Transregional Social Fields of the Early Mississippian Midcontinent
Author ORCID Identifier
Journal of Archaeological Method and Theory
This paper employs concepts from Bourdieu’s theory of social fields and contemporary research on transnationalism to explore the complicated history of population movement, culture contact, and interaction that fueled the origins of Mississippian society in the greater Cahokia area and closely related socio-political developments in the Central Illinois River Valley (CIRV) of west-central Illinois. We offer a new take on Mississippian origins and the history of culture contact in the CIRV, arguing that interregional simultaneity and inter-group collaboration played an important part of the early processes of Mississippianization in the North American Midwest. By decentering Cahokia in our explanation of Mississippian origins in the greater Midwest, we argue for a long-term persistence of traditional pre-Mississippian practices in the CIRV region, beginning with the first documented engagement among Cahokians and Illinois Valley groups in the early eleventh century until the beginning of the thirteenth century AD.
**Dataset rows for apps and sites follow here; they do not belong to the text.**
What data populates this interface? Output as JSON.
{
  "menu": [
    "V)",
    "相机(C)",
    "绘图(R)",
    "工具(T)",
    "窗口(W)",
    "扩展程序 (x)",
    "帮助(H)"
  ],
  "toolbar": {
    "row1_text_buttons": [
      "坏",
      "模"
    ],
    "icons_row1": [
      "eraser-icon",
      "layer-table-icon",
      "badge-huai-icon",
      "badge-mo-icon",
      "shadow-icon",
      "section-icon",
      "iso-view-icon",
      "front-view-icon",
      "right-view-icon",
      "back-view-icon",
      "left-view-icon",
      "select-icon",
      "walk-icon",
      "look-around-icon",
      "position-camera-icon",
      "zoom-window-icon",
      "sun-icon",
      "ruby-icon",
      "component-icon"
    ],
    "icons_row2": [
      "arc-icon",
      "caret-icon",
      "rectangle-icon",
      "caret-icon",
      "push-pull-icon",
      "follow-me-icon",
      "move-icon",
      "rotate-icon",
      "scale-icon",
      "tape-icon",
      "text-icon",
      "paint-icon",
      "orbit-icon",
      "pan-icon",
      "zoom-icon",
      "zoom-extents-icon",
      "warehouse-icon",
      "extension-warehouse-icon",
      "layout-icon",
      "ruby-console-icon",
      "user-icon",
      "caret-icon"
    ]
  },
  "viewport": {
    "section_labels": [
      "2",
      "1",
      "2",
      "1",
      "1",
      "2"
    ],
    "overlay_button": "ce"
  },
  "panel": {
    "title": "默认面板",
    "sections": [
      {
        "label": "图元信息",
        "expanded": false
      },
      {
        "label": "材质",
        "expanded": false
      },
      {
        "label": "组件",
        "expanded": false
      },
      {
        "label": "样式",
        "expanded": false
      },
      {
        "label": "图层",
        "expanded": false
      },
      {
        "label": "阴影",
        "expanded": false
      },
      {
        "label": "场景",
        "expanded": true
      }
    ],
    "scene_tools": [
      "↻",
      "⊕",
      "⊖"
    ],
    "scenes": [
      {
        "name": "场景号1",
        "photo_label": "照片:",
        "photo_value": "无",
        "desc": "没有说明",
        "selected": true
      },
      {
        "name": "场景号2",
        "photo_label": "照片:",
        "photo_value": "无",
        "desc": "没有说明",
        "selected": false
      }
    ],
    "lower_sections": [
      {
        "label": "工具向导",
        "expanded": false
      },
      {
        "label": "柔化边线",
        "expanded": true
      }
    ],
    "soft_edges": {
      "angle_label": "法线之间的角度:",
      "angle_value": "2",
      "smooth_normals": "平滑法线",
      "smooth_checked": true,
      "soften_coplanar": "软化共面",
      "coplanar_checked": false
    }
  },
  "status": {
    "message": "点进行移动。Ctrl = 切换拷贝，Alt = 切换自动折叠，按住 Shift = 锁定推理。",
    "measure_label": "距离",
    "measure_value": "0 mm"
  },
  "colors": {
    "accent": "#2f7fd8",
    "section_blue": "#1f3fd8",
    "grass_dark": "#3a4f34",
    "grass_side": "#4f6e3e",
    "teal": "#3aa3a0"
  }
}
Cahokia, Culture contact, Identity, Migration, Mississippian, Social fields
Wilson, Gregory D.; Bardolph, Dana N.; Esarey, Duane; and Wilson, Jeremy J., "Transregional Social Fields of the Early Mississippian Midcontinent" (2020). NIU Bibliography. 527.
Department of Anthropology